Ever mixed up words in a sentence or said the wrong word by accident?
English can be a challenging language to speak correctly. Even native speakers regularly make mistakes when speaking and some of these can end up being very funny.
Did you know that there are different terms to describe different types of word-related mistakes?
From spoonerisms and malapropisms to blends and portmanteaus, here’s everything you need to know about the ways we mix up words in English:
A ‘spoonerism’ is when a speaker accidentally mixes up the initial sounds or letters of two words in a phrase. The result is usually humorous.
Examples of spoonerisms include:
- ‘blushing crow’ (instead of ‘crushing blow’)
- ‘hair bug’ (instead of ‘bear hug’)
- ‘flock of bats’ (instead of ‘block of flats’)
- ‘by mad’ (instead of ‘my bad’)
- ‘shake a tower’ (instead of ‘take a shower’)
- ‘bound sight’ (instead of ‘sound bite’)
- ‘bowel feast’ (instead of ‘fowl beast’)
- ‘cop porn’ (instead of ‘popcorn’)
Where does the term spoonerism come from?
William Archibald Spooner was a reverend and professor at Oxford University in the late 1800s and early 1900s.
Although he was a well-respected scholar and reputedly a very intelligent man – he regularly mixed up his words.
He spoke very quickly but was often thinking a few seconds faster than his mouth, so the sounds of his words got switched around to create entirely different expressions with some odd meanings.
He was so well known for this type of mistake that it was actually named after him!
- When looking to visit a Dean at Oxford University, he asked “Is the bean dizzy?” instead of “Is the Dean busy?”.
- He also claimed that one of the best ways of getting around town was on his well-boiled icicle (that is, his well-oiled bicycle).
- He also famously said he was chewing the doors when he really was just doing the chores.

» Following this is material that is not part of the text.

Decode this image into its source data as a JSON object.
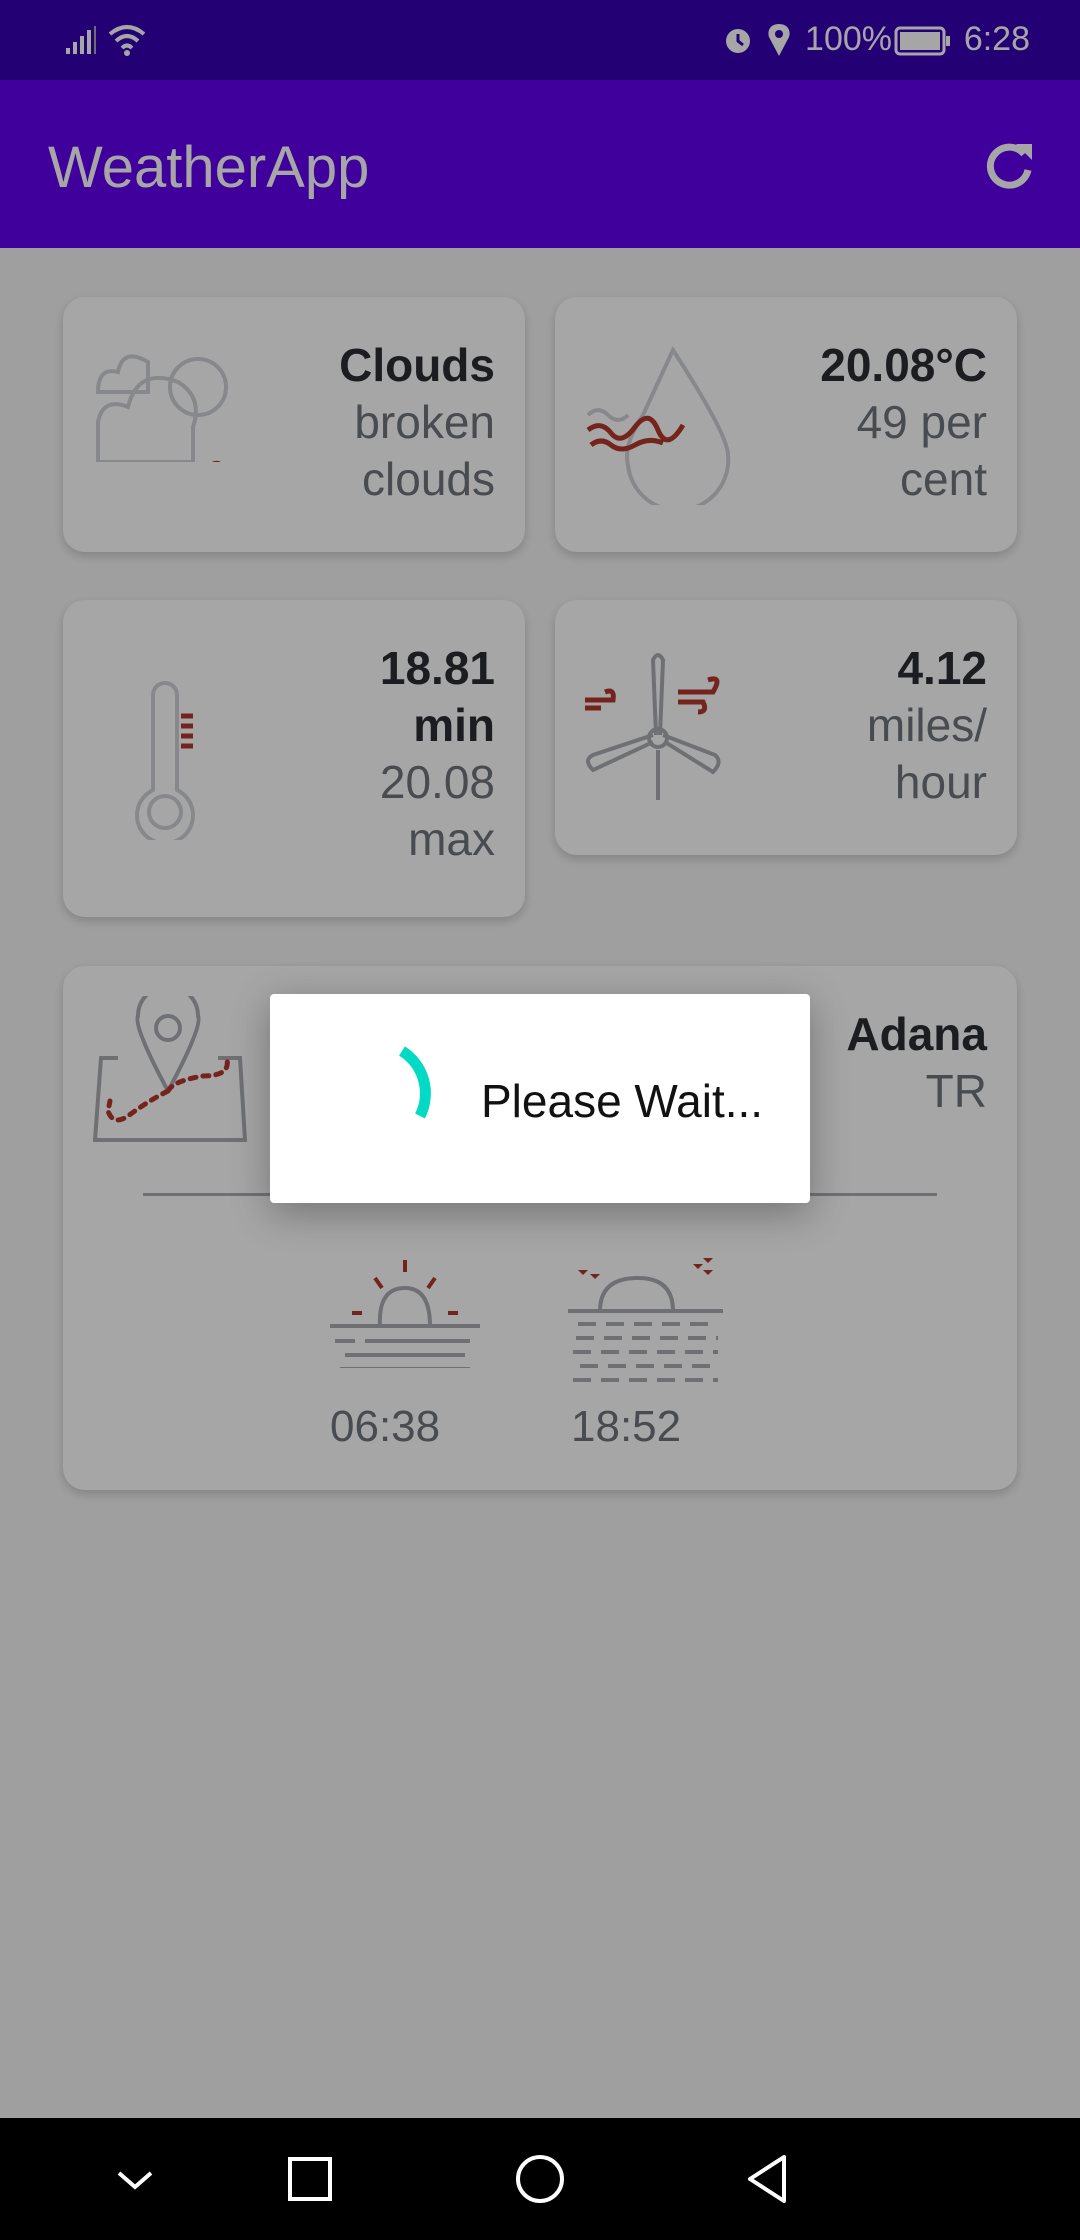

Can you guess what advice he was trying to give his sick friend when he told him he should know his blows? (answer below)
A ‘malapropism’ is when an incorrect word is used in a sentence that sounds like the correct word but means something completely different.
Examples of malapropisms include:
- Pollen is harsh on the sciences. (sinuses)
- At times, my job can be quite monogamous. (monotonous)
- Without proper installation, you’ll feel the cold in the winter. (insulation)
- We awaited their return with baited breath. (bated)
- His story doesn’t jive with the evidence. (jibe)
Malapropisms are often heard in the world of politics – when politicians get their words mixed up while speaking in public.
Another famous example is former Chicago mayor Richard J. Daley who was known for these types of mistakes in the 1980s.
Some of his best examples include:
- calling a tandem bike a tantrum bike
- referring to Alcoholics Unanimous instead of Alcoholics Anonymous
What do you think Richard J. Daley meant when he said: “The policeman isn’t there to create disorder, the policeman is there to preserve disorder.”? (answer below)
Where does the term malapropism come from?
In Richard B. Sheridan’s 18th century comedic play The Rivals, the main character’s aunt, Mrs. Malaprop, runs around saying things that sound almost correct – but are just a little bit wrong.
The kind of mistake came to be known as a malapropism thanks to the popularity of the character’s way of speaking.
Some classic examples from the play are:
- “Your being Sir Anthony’s son, captain, would itself be a sufficient accommodation” (recommendation
- “I have since laid Sir Anthony’s preposition before her” (proposition).
Other ways we play with English words
One of the easiest ways to get words mixed up is to think of one word while trying to say another. This is how blends end up happening.
These mistakes happen regularly in all languages and are usually easy to notice.
One famous example in pop culture is from the 2004 film Mean Girls, where the main character Cady gets nervous and accidentally creates the word grool.
Sometimes, though, these blends are intentional and become official words of their own. These new words are called portmanteaus and are quite common in English.
Don’t believe me?
Well, think about the last time you listened to a podcast (iPod + broadcast), breathed in smog (smoke + fog), on met friends for brunch (breakfast + lunch).
A relatively new blended word is for a type of food from Louisiana that has increased in popularity in recent years, especially around American Thanksgiving.
Do you know which three birds are in a turducken? (answer below)
So, if you’re learning a new language and find yourself making mistakes – remember that even native speakers regularly mix up their words.
Who knows? Maybe you’ll accidentally create a new word too. That would be grool!
(1) blow his nose;
(2) “The policeman isn’t there to create disorder, the policeman is there to prevent disorder.”;